"Our students were inspired by Mingus' music, the Mingus Band, and some of the best high school jazz musicians in the country. They left it all on stage in their performances and truly played with the spirit of Charles Mingus. We couldn't be prouder of their efforts!" said Director of Jazz Julius Tolentino.
Organized and presented by Dr. Keller Coker, The New School of Jazz, Sue Mingus, and Let My Children Hear Music/The Charles Mingus Institute, the event displayed dozens of talented high school students from across the United States. This year’s finalists, in categories for both big band and combos, traveled to New York City from California, Massachusetts, New York, New Jersey, Oklahoma, and Washington to participate in workshops, lectures, films, and jam sessions as well as the Mingus Competition: a full day of concert performances in the New School’s Tishman Auditorium.
“Congratulations to everyone at the NJYS Jazz program, not only our Artistic Director Helen Cha-Pyo and Program Director Julius Tolentino, but definitely all of our young musician participants who gave it their very best at this world-renowned jazz competition,” said Peter H. Gistelinck, Executive Director at the Wharton Institute for the Performing Arts.

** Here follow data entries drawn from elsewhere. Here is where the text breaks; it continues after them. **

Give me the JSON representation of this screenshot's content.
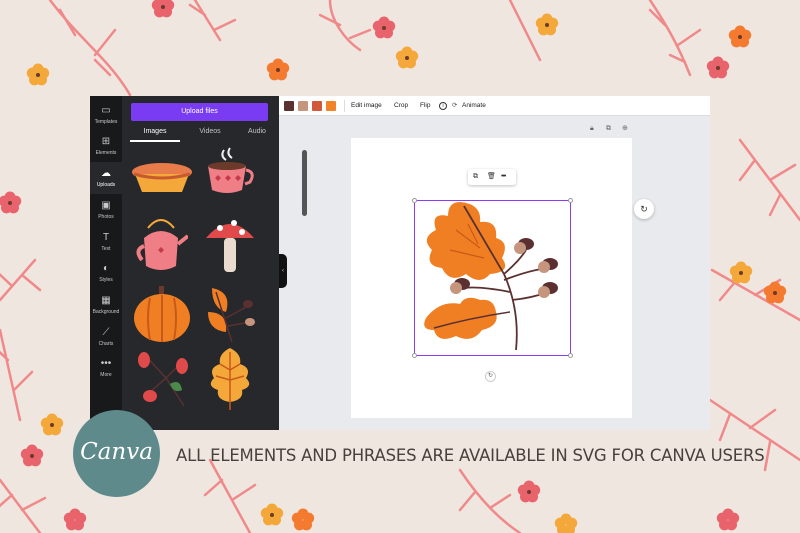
{
  "sidebar": {
    "items": [
      {
        "label": "Templates",
        "icon": "templates-icon"
      },
      {
        "label": "Elements",
        "icon": "elements-icon"
      },
      {
        "label": "Uploads",
        "icon": "upload-cloud-icon"
      },
      {
        "label": "Photos",
        "icon": "photos-icon"
      },
      {
        "label": "Text",
        "icon": "text-icon"
      },
      {
        "label": "Styles",
        "icon": "styles-palette-icon"
      },
      {
        "label": "Background",
        "icon": "background-pattern-icon"
      },
      {
        "label": "Charts",
        "icon": "charts-icon"
      },
      {
        "label": "More",
        "icon": "more-dots-icon"
      }
    ],
    "active": "Uploads"
  },
  "panel": {
    "upload_button": "Upload files",
    "tabs": [
      {
        "label": "Images"
      },
      {
        "label": "Videos"
      },
      {
        "label": "Audio"
      }
    ],
    "active_tab": "Images",
    "thumbnails": [
      "pie",
      "teacup",
      "teapot",
      "mushroom",
      "pumpkin",
      "leaves-acorns",
      "rosehip-berries",
      "oak-leaf"
    ]
  },
  "toolbar": {
    "colors": [
      "#5a3130",
      "#c6957e",
      "#d2583a",
      "#f08426"
    ],
    "edit_image": "Edit image",
    "crop": "Crop",
    "flip": "Flip",
    "info_icon": "info-icon",
    "animate": "Animate"
  },
  "element_toolbar": {
    "icons": [
      "duplicate-icon",
      "trash-icon",
      "more-icon"
    ]
  },
  "page_controls": {
    "icons": [
      "lock-icon",
      "copy-page-icon",
      "add-page-icon"
    ]
  },
  "branding": {
    "logo_text": "Canva",
    "logo_color": "#5e8a8c",
    "banner": "ALL ELEMENTS AND PHRASES ARE AVAILABLE IN SVG FOR CANVA USERS"
  },
  "colors": {
    "accent": "#7a3cf2",
    "selection": "#8b3cf6",
    "sidebar_bg": "#18191b",
    "panel_bg": "#26282b",
    "background": "#efe6e0"
  }
}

For more information about the New Jersey Youth Symphony jazz program, visit www.NJYS.org.
The New Jersey Youth Symphony (NJYS), founded in 1979, is a tiered orchestral program offering ensemble education for students in grades 3-12 across New Jersey. NJYS has grown from one orchestra of 65 students to over 500 students in 15 different orchestras and ensembles, including the internationally recognized Youth Symphony. NJYS ensembles have performed in venues including the New Jersey Performing Arts Center, Carnegie Hall, and the John F. Kennedy Center for the Performing Arts. NJYS has received numerous prestigious awards for its adventurous programming from the American Society of Composers, Authors, and Publishers (ASCAP) and has had six European tours, including participation in the Summa Cum Laude International Youth Festival and Competition (Vienna), winning First Prizes in July 2014 and 2017.

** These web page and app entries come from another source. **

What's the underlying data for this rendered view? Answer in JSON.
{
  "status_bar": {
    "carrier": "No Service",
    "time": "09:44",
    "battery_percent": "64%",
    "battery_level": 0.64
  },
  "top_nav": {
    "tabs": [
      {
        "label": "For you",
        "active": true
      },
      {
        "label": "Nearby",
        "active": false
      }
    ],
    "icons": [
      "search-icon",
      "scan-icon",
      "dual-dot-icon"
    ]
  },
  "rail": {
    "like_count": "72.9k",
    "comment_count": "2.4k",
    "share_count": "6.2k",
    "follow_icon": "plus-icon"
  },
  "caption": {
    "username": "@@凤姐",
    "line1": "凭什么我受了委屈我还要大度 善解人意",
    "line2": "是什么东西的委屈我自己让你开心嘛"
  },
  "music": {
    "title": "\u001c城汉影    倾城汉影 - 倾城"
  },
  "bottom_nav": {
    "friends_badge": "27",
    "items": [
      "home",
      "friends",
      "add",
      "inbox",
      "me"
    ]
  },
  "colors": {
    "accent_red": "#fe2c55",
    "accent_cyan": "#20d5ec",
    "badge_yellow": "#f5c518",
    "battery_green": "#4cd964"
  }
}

Now in its 41st season, NJYS continues to achieve musical excellence through intensive instruction and high-level performance. Under the guidance of a talented artistic team of conductors, coaches, and teaching artists, students are immersed in challenging repertoire, learning the art of ensemble playing, and exploring their potential in a supportive and inclusive environment. NJYS remains committed to programming works by diverse composers and will feature 20th century African-American and women composers such as Duke Ellington, George Walker, Yvonne Desportes, Emma Lou Diemer, Julia Perry, and Florence Price this season. Youth Symphony embarks on a concert tour to Italy in the summer of 2020 that includes a world premiere by emerging composer and Jersey City resident Aferdian Stephens.

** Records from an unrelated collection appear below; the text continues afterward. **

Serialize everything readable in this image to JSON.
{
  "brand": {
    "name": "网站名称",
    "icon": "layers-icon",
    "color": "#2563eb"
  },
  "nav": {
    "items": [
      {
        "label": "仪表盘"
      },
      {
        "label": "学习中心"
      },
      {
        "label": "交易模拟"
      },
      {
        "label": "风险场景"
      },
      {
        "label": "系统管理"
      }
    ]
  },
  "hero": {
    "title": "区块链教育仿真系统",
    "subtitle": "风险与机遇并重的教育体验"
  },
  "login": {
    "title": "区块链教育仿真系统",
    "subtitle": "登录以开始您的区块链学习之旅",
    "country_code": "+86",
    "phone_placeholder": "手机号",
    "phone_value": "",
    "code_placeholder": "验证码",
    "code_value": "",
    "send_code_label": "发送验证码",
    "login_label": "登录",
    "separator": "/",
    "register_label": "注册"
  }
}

The New Jersey Youth Symphony is a program of the Wharton Institute for the Performing Arts. Wharton is New Jersey’s largest non-profit performing arts education organization serving over 1,500 students of all ages and abilities through a range of classes and ensembles. In addition to the New Jersey Youth Symphony, programs include the Paterson Music Project, an El Sistema-inspired program that uses music as a vehicle for social change by empowering and inspiring children through the community experience of ensemble learning and playing in its hometown of Paterson. Beginning with early childhood music classes for toddlers, the Performing Arts School offers 500 private lessons and group classes each week, ensuring there is something for everyone of all ages and abilities.